The discovery of a code in the Tarot de Marseille makes it possible to attach the game to one precise historical period, the one which Jacques Le Goff calls the beautiful Middle Age, and to illuminate it in a new light. We have to mourn for many obsolete concepts. The lighting that I propose makes us consider the game and the time which gave it birth in a new paradigm. We must give up the idea that it was born in the Italy of the Renaissance. After all, we are in the XXIth century, at the time of the euro; one cannot continue to count eternally in liras!
The Tarot was invented by the abbot Suger of Saint-Denis (France), a benedictine monk, the precursor of Gothic art, in the scriptorium which was next to its abbey church, in the middle of the XIIth century. The specialists recognize that the inspiration in the symbolic system at the base of the constitution of the images of the Tarot is of comparable nature with that which gave rise to the Gothic art.
Many however still hesitate to place the origin of the Tarot in the France of XIIth century. The documentary evidence seems non-existent. This debate recalls the contradictory discussions about the origin of the famous Roman de Renart. There, research progressed only at the time when researchers agreed to consider the nature of various versions of this text rather than dwell endlessly on the documentary sources existing about it. When one agrees to examine the game itself, one will have to go to the obvious that its codings can only be the fruit of the period and the geographical area that I identified.

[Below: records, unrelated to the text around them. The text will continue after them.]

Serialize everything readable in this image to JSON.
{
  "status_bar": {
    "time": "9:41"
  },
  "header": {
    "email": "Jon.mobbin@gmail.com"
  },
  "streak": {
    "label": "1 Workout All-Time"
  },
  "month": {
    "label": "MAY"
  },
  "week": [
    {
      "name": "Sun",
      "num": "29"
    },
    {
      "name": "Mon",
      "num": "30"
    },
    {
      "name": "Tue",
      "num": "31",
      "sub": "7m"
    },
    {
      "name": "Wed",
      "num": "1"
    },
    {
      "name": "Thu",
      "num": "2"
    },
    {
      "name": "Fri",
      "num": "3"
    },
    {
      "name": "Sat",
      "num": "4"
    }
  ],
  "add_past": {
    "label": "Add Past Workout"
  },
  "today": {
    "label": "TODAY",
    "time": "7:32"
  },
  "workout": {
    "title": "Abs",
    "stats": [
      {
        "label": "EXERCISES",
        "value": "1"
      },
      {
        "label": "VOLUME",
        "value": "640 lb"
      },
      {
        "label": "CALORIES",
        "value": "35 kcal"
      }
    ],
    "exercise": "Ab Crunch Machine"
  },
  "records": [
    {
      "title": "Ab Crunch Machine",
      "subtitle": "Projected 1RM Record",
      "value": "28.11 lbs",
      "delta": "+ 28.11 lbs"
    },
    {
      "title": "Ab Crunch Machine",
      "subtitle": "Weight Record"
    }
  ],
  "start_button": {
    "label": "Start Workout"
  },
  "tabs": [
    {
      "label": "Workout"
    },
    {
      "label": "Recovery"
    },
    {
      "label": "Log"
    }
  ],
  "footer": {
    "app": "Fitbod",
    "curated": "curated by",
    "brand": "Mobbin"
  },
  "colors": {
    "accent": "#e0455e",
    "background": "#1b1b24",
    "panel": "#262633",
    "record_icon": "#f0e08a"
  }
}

Actually, the possibility that the original Tarot was a tool designed in secrecy – thus leaving little or no documentary traces – corresponds to the criteria which define the parameters of historical research. The Tarot initially surfaced abroad following a break in the veil which covered its existence. It reappeared in its country of origin, after a long period of hibernation.
The work of Tarot is closely related to the France of the Middle Ages and the French language even if it is impregnated with external contributions. However, the often disrespectful aspect of some parts of the unit gives the impression that it was conceived by critical observers – ones who did not lack humor – operating a little in the background of the society that they depicted.
Thus, it is also a work of art.
My findings concern some of the keys of this masterpiece of ingeniousness. I do not claim to have said all that there is to say on it. However, the framework of interpretation rediscovered here should make it possible to establish the bases of a new comprehension of the game and perhaps to establish a bridge between researchers working within other disciplines.
This translation is by the author, Rom, with Babelfish
1) Michael Dummett, in Tarot, jeu et magie, p. 9-10
(2) Émile Mâle, L‘art religieux au XIIe siècle en France, p. 273
(3) Id., p. 279
(4) Mircea Eliade, Histoire des croyances et des idées religieuses, tome I, p. 17